If we had access to tracing paper, then we could check this by placing our tracing paper over the diagram, drawing on shape Q, placing our pencil point at the origin and then rotating the tracing paper through 180 degrees or half a turn, and checking that Q ended up directly on top of R. But if we don’t have access to tracing paper, let’s look at another method.

What we do is we draw in horizontal and vertical lines connecting what we think the centre of rotation is — so that’s the origin — to each corner on shape Q. We then rotate these lines to 180 degrees. So the horizontal line on the 𝑥-axis going in a positive direction is now a horizontal line going in the negative direction on the 𝑥-axis. And the vertical line going three units upwards is now a vertical line going three units downwards. We can see that this does connect with a corner of shape R.

We can perform the same check with other points on shape Q and show that they do indeed map to corresponding points on shape R. This confirms that the origin or the point zero, zero is indeed the centre of rotation.

So we can answer that the single transformation that maps the semicircle Q onto the semicircle R is a rotation 180 degrees about the origin or you could say about the point zero, zero.

Now, the other two types of transformation that we mentioned were reflection and enlargement. It isn’t actually possible to place a mirror line anywhere between the two shapes so that shape Q maps directly onto shape R, which means a reflection is not possible. However, it is actually possible to map shape Q onto shape R via an enlargement.

We notice that corresponding lengths on the two shapes are still the same lengths, which means that the shape hasn’t actually been made any bigger. Instead, it’s upside down relative to the original shape.

An enlargement which doesn’t change the size of the original shape, but turns it upside down is an enlargement with a scale factor of negative one.

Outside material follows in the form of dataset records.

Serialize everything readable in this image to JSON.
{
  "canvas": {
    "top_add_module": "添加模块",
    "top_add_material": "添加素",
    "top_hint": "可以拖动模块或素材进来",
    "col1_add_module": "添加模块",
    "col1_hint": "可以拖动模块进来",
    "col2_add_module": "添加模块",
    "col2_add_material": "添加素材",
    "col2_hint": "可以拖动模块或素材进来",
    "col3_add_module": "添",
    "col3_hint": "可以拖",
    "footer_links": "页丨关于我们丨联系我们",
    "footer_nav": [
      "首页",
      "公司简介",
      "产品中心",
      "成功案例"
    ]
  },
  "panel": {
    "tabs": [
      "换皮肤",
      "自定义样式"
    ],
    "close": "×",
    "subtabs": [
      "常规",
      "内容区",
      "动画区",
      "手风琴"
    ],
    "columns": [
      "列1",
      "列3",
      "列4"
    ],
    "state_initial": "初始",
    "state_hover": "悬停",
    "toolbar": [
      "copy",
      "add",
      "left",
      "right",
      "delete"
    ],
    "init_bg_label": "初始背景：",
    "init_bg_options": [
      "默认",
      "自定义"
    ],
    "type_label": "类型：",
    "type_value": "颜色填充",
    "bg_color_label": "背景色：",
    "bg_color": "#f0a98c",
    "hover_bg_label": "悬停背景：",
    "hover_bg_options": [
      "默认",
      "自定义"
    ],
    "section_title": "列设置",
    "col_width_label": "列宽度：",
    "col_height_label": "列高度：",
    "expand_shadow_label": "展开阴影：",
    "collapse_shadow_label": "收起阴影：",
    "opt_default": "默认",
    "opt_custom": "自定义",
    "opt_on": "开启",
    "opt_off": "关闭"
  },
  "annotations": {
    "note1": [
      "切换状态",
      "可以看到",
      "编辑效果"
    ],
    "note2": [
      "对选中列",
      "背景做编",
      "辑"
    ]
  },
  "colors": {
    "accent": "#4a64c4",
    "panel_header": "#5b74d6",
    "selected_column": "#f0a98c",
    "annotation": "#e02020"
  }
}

This means that all of the corners on the two shapes are the same distance away from the centre of enlargement, but in opposite directions.

To find the centre of enlargement, we connect corresponding corners on the two shapes together using straight lines. You’ll notice that these three straight lines all crossed at a common point, the origin, which means this is the centre of enlargement.

There were, therefore, two possible answers for part b. Probably, the expected answer is the first one that it’s a rotation of 180 degrees about the origin. But if you’re familiar with enlargements with negative scale factors, you could also answer that it’s an enlargement with a scale factor of negative one and a centre of enlargement at the origin.